+++ Record excerpts +++

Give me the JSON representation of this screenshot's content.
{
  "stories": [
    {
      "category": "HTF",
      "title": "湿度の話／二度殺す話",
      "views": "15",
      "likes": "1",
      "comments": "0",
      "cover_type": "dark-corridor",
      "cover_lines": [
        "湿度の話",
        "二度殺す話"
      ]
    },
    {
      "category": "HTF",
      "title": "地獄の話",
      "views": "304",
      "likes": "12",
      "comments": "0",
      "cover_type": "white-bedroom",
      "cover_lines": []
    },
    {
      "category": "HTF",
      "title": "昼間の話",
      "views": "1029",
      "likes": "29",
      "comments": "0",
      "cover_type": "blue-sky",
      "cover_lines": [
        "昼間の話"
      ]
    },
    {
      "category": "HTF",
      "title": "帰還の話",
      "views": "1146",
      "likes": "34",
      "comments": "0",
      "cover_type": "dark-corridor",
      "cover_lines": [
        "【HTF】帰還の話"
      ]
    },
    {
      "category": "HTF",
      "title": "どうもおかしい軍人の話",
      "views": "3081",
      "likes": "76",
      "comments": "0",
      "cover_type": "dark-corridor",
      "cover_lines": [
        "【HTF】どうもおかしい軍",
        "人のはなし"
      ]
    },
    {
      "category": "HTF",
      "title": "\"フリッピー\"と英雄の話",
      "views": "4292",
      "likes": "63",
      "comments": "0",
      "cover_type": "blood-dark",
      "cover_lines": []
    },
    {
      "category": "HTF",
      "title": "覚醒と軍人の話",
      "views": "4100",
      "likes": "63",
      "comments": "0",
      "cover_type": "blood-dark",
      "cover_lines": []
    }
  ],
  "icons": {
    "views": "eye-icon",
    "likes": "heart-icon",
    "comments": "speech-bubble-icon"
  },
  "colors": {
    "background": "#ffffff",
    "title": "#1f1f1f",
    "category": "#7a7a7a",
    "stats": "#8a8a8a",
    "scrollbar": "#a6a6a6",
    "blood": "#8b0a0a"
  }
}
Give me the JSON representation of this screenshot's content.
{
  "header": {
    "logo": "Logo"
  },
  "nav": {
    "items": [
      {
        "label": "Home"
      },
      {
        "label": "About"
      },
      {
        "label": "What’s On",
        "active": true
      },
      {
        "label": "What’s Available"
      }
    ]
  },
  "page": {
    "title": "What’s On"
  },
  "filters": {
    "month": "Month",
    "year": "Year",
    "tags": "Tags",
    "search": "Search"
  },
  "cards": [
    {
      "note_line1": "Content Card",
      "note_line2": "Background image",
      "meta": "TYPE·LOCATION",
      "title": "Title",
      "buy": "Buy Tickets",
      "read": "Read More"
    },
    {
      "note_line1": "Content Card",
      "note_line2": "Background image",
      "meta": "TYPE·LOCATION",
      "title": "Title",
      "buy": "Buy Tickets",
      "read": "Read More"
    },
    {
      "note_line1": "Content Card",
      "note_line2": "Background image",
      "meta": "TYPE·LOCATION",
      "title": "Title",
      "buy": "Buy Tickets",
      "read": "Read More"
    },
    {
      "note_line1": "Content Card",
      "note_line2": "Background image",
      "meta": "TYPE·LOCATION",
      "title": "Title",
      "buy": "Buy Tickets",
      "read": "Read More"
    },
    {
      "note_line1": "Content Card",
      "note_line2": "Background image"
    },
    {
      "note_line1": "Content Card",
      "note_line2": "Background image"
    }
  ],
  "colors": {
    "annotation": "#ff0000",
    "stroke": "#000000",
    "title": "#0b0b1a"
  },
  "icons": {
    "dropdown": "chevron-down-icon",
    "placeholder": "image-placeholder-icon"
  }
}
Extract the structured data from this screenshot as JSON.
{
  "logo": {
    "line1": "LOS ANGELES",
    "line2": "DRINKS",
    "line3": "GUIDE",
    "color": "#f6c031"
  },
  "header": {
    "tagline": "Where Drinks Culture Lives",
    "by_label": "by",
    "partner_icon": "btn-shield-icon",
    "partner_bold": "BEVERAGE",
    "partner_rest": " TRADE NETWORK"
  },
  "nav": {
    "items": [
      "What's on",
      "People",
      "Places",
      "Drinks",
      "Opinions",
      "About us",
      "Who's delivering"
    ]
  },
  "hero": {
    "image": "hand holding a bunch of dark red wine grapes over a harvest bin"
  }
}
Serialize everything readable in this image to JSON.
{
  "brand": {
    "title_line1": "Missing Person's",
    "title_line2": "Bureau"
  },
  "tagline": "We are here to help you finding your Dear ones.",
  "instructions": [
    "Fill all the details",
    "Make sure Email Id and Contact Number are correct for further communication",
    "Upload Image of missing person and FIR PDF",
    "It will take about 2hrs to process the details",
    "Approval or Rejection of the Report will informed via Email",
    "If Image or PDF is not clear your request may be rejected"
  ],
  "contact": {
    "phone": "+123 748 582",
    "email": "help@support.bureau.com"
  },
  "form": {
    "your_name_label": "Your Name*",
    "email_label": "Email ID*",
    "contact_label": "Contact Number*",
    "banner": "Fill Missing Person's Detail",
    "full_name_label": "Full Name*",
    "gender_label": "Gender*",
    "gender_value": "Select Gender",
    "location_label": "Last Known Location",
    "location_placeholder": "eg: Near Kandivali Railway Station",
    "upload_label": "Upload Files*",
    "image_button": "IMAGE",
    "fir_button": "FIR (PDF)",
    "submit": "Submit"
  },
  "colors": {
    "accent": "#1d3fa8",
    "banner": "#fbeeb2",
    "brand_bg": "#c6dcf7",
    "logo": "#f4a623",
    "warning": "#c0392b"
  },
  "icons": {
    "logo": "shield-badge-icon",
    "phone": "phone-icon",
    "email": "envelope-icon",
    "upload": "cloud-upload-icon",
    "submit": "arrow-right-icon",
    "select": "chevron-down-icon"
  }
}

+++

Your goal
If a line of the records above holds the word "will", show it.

Exercise result
    "It will take about 2hrs to process the details",
    "Approval or Rejection of the Report will informed via Email",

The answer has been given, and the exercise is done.